Small lock | If you’re staying in hostels, you may need to provide your own lock for the lockers. Otherwise, this can be used on your luggage bag when you’re traveling and checking your luggage. This one is small, TSA-approved, and serves multiple functions.
Massage Ball | One of the best things in my bag, hands down. Roll your legs, upper back, and under your feet whenever you have downtime to undo that tension and soreness you’ve built up over the course of the day. Especially after walking long distances or hiking!

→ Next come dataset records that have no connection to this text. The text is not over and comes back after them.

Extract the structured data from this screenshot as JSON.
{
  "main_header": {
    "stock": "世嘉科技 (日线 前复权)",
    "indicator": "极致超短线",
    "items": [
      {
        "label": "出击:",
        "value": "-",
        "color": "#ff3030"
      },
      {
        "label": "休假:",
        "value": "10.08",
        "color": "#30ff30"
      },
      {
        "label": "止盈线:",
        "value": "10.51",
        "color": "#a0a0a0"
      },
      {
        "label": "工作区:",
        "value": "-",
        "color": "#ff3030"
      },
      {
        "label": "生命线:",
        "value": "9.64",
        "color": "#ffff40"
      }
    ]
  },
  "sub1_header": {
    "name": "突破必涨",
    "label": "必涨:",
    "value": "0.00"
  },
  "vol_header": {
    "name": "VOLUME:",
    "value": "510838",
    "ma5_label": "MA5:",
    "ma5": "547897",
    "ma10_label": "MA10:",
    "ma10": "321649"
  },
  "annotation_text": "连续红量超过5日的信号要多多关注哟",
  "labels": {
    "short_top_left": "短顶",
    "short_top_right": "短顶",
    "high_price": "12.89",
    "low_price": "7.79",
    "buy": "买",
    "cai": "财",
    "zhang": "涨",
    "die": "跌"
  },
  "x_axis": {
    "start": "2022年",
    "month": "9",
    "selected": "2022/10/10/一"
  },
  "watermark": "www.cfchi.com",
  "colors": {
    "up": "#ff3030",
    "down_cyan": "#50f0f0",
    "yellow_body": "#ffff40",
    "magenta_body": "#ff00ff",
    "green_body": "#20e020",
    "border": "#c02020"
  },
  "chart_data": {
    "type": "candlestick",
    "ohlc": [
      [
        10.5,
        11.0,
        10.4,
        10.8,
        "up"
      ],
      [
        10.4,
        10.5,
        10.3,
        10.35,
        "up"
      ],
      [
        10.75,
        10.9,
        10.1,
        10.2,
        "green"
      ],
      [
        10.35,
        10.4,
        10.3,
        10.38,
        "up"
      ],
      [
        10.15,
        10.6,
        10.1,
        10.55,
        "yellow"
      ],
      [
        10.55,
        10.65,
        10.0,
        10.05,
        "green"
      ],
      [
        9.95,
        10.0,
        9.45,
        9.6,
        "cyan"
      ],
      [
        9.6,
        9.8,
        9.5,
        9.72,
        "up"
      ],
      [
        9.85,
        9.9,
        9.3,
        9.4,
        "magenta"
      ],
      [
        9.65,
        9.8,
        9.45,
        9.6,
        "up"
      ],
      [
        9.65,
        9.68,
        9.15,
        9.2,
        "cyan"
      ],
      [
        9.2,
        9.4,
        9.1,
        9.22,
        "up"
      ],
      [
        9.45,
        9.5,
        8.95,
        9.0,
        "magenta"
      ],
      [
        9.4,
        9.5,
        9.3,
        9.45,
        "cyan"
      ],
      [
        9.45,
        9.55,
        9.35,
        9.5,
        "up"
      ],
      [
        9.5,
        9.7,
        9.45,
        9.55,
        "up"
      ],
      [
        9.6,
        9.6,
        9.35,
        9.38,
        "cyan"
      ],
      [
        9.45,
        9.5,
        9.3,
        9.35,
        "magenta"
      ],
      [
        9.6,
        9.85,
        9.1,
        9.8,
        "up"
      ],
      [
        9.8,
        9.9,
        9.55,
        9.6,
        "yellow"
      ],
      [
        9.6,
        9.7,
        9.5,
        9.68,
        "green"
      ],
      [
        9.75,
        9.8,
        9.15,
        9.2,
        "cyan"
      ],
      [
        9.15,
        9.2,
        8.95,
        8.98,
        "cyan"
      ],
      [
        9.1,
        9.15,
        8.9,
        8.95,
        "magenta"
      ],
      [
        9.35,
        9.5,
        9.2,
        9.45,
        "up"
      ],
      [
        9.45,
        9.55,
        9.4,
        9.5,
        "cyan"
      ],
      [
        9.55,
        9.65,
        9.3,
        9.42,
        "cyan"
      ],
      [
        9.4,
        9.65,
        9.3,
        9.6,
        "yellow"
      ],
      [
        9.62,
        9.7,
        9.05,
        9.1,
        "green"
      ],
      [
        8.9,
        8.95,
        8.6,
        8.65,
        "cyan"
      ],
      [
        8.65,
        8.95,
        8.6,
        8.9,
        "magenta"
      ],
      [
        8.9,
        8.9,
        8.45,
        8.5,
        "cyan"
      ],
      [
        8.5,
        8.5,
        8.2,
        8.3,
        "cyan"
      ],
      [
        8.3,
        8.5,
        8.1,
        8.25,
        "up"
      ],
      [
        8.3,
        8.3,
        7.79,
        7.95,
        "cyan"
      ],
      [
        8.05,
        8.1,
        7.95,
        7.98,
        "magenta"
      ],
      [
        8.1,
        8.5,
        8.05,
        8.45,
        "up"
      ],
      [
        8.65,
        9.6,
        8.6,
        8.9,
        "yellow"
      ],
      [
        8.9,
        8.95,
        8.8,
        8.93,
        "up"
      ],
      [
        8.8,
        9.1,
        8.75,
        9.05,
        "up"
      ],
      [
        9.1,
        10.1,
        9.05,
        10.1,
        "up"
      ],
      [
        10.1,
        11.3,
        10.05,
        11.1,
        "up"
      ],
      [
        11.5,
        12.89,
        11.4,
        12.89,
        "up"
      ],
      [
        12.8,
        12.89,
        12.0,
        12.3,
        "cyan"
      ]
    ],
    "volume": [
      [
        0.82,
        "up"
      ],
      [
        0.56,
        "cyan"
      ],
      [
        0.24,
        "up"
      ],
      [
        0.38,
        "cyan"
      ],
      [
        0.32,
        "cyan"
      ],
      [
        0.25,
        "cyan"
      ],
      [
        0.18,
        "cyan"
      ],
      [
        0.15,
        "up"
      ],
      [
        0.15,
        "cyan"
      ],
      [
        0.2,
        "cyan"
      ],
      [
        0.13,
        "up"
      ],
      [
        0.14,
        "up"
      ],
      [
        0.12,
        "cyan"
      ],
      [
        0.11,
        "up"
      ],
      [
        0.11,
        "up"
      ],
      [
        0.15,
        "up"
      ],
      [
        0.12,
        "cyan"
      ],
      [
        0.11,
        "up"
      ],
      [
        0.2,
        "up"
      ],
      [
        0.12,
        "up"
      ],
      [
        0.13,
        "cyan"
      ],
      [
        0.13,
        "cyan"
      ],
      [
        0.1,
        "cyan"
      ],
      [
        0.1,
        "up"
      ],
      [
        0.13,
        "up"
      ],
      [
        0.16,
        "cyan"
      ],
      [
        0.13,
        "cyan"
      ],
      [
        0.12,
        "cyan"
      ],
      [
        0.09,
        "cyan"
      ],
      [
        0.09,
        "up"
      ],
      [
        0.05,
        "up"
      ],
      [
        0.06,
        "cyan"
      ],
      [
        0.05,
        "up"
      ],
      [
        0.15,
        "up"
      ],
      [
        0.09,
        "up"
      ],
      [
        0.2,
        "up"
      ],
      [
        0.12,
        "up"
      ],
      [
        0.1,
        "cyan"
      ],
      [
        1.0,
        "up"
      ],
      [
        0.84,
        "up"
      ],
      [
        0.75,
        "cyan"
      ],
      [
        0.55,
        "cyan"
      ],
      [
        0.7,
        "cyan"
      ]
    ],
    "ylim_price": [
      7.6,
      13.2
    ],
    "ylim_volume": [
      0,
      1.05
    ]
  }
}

Check out this one.
Ultimate Tropical Beach Packing List Checklist
To wrap up, let’s review the ultimate packing checklist for extended travel:
- Wheeled Suitcase / Travel Backpack
- Packing Cubes
- Laundry Travel Bag
- Everyday bag
- 4-5 Tops
- 1 pair of pants
- 2-3 pairs of shorts/skirts
- 1 pair of leggings
- 2-3 dresses
- 5 pairs of undies
- 5 pairs of socks
- 3 bras
- 1 pair of comfortable shoes
- 1 hiking boot (optional)
- 1 pair of sandals / flip flops
- 1 cardigan or lightweight fleece
- 1 shawl or scarf
- 2-3 swimsuits
- DIY survival kit
- Extra plastic baggies
- Laundry soap
- Quick-dry towel
- Eye mask
- External battery
- Travel adapter
- Wearable technology / activity tracker
- Travel belt / money belt
- Tickets and travel documents
- Credit /debit cards
- Journal or book
- Travel pillow
- Water bottle
- Foldable tote bag
- Small lock
- Massage ball
Now you’re ready!
If you get nothing else out of this post, at least take this with you… pack light and save room for souvenirs and local snacks to bring home! Especially since your clothing items will be considerably lighter for a tropical destination. You’ve got a lot to look forward to and a lot of trip to pack for!
Looking for more packing/travel resources? Read next: